I have come to realize that racism shocks me for all the “wrong” reasons. Raised by my white, European mother, everyday racism jars my sense of whiteness. A joke about “the Black people over there” when I sit next to a Black friend at the pub makes me look around and frown. “Are they talking about me?”
White people’s view of me clashes with how I see myself. This is something that becomes apparent every time I’m in the U.S. or when I meet Americans. Every single time, the question of “where are you from?” comes up and every single time, my answer is found to be wanting. “But what are your origins?” This question, interestingly, is never asked by Europeans—we seem to understand that you can be a Black and French, or of Asian descent and British. Telling them that I’m from my city never brings up follow-up questions.

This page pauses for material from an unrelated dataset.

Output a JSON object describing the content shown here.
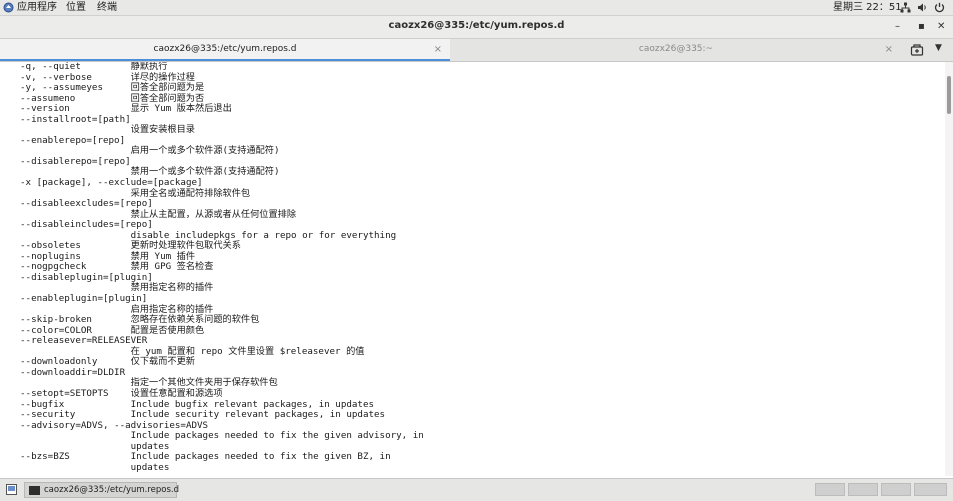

For Mixed-Race People, Is Racial Identity a Choice?
Identity is a complicated concept, and self-identification has made headlines for a while now. Gender and sexual identity are one thing, but when it comes to race and culture, can you “choose” how you self-identify?
As someone who is truly on the fence, in racial terms, if I can claim whiteness, can I also switch and claim Blackness? Can I say the N-word? Can I—should I?—be annoyed at racism directed towards me, even if it is mainly because it makes me want to scream, “I’m not actually Black you idiot!”
Racism is unacceptable, both white and Black people will happily tell you. What I’ve come to see as “one-colored” people will then proceed to regurgitate whatever clichés they have about “the others,” safe in the knowledge they are squarely on one side of the argument, and no doubt about it.
Clichés color my own reactions too. Being called Black is associated with negative feelings. The angry, loud Black woman, but probably more importantly my father, a man I have not seen in 15 years. My relationship—or lack thereof—with my dad has absolutely nothing to do with his skin color, but associations are created whether they’re rational or not. Being called Black is calling me my father’s daughter, and that will not do.
I’m Happy as an Outsider
As neither Black nor white, I should not have to choose a camp—and most of the time, I don’t. I don’t spend any time whatsoever anymore wondering whether I’m one or the other.
And then someone makes a comment and I cringe.
Ultimately, I really am neither, a position that I relish. As an outsider, I enjoy being annoyed at every excuse for racism that brings up colonization and slavery, at every “victim posturing” and displacement of responsibility. This is almost as liberating as being able to climb on my high horse and look down at every self-centered comment, Eurocentric rewriting of history, complete lack of awareness of what it means to be “other” and tone-deaf defense of this or that privilege. “We went to the Bronx and OMG! I was the only white person there! So uncomfortable,” a fellow traveler recounted to me recently after a trip to New York. I have never laughed so hard.
And so, I roll my eyes left, right and center. I refuse to be called Black, but when I think about it, I don’t particularly want to be called white either. White people see me as Black, and Black people see me as white. Which would tend to mean I’m Black, while thinking of myself, mainly, as white. Or the reality is somewhat simpler: I am neither.